      As a local government DP person I'm calling bullsh!t on this.

      The DP person wouldn't have said it, their boss or a Director would have said it then expected the DP Person to make it happen - trust me I know as I was once that person who had to make it happen. I also made sure I retained all of the emails about it where I told the Director what we were doing was non-compliant but as I wasn't far enough up the food chain I was ignored and told to do it anyway.

      Fortunately I was never told to destroy docs after I explained doing that to avoid disclosure was a criminal offence!

      As an aside the keeping some emails for years claim is also unlikely to be an FOI issue as in local government the majority of information with long term retention requirements are safeguarding/social care related so are personal data and can be withheld from an FOI anyway.

  22. Sgt_Oddball Silver badge

    I come fully GDPR compliant..

    I can remember a face but never a name (seriously I've worked for years in companies before not knowing the name of any but my most frequently communicated with colleagues).

    That said I'm not sure about my home CCTV system though it does empty itself after 3 months so it should be OK I think..

    1. Cynical Pie

      Re: I come fully GDPR compliant..

      Your home CCTV is only an issue if the cameras cover something other than your property - for example they also capture the neighbours garden or the pavement outside your front garden.

  23. Anonymous Coward
    Anonymous Coward

    Did you intentionally use a pic of a strip shredder?

    We used to call them Spook Specials, or something similar, because so easy to reassembler as opposed to cross-shredders.

  24. ukgnome Silver badge

    Psssst hey you - yes you

    wanna buy some GDPR compliant notebooks?

    The same as am ordinary note book but they have their own envelope.

POST COMMENT House rules

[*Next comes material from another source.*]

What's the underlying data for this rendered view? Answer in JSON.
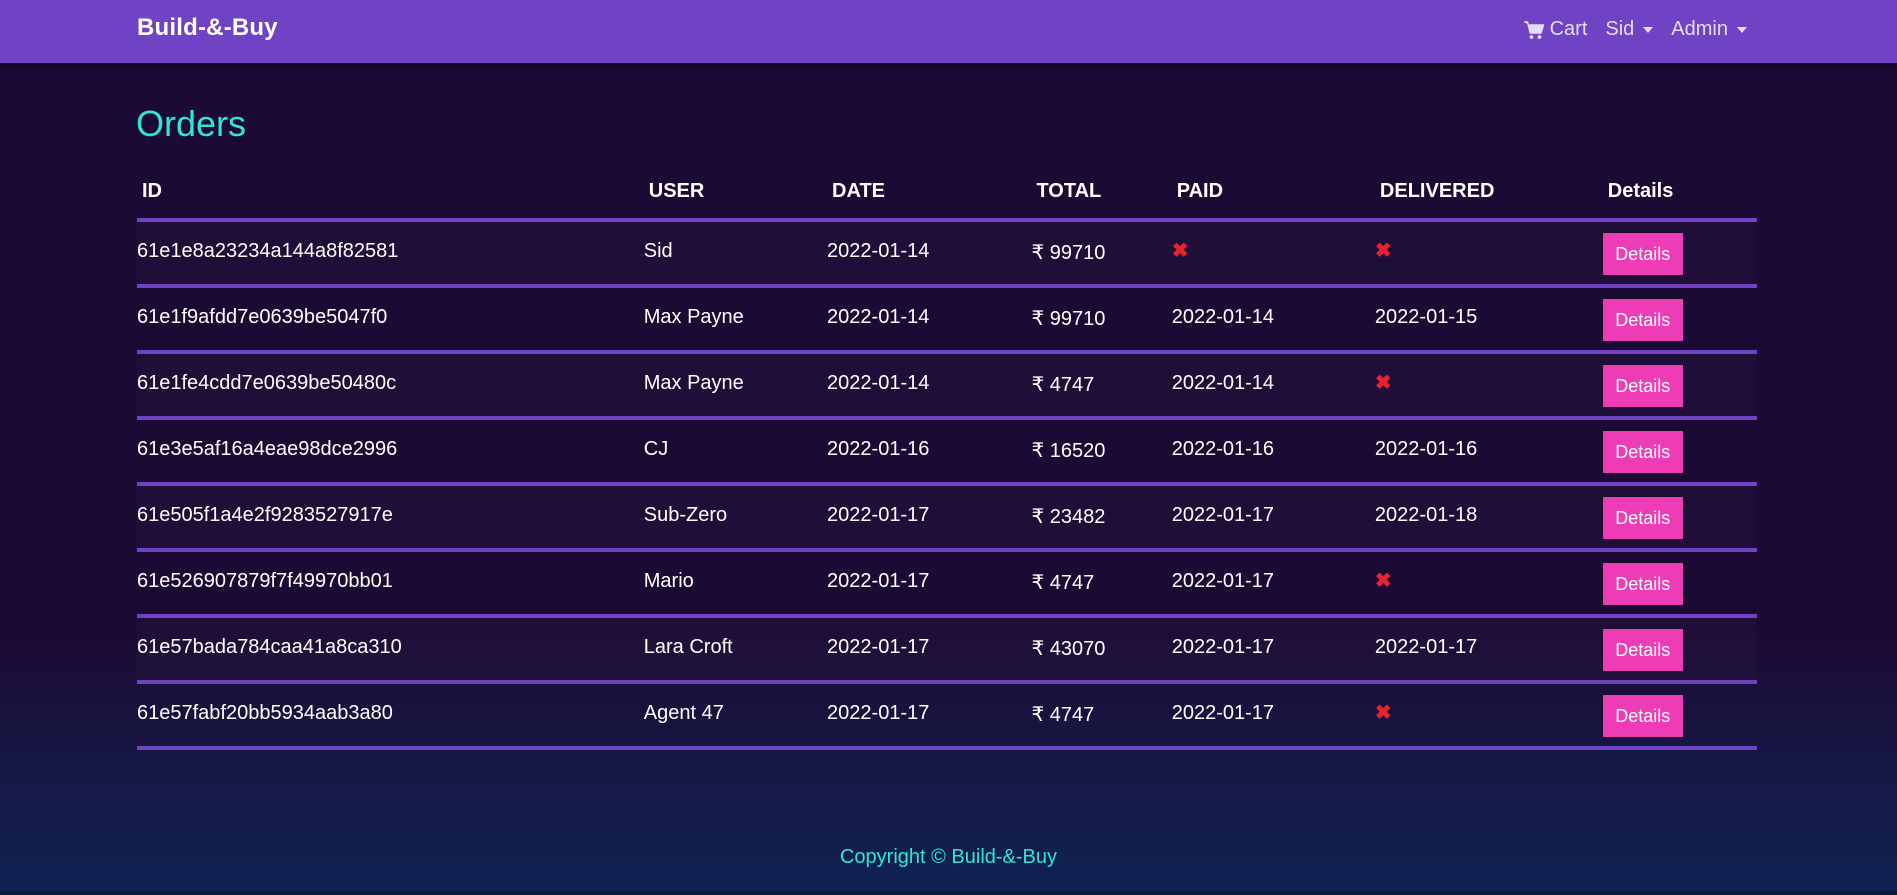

Not a member of The Register? Create a new account here.

  • Enter your comment

  • Add an icon

Anonymous cowards cannot choose their icon

Biting the hand that feeds IT © 1998–2019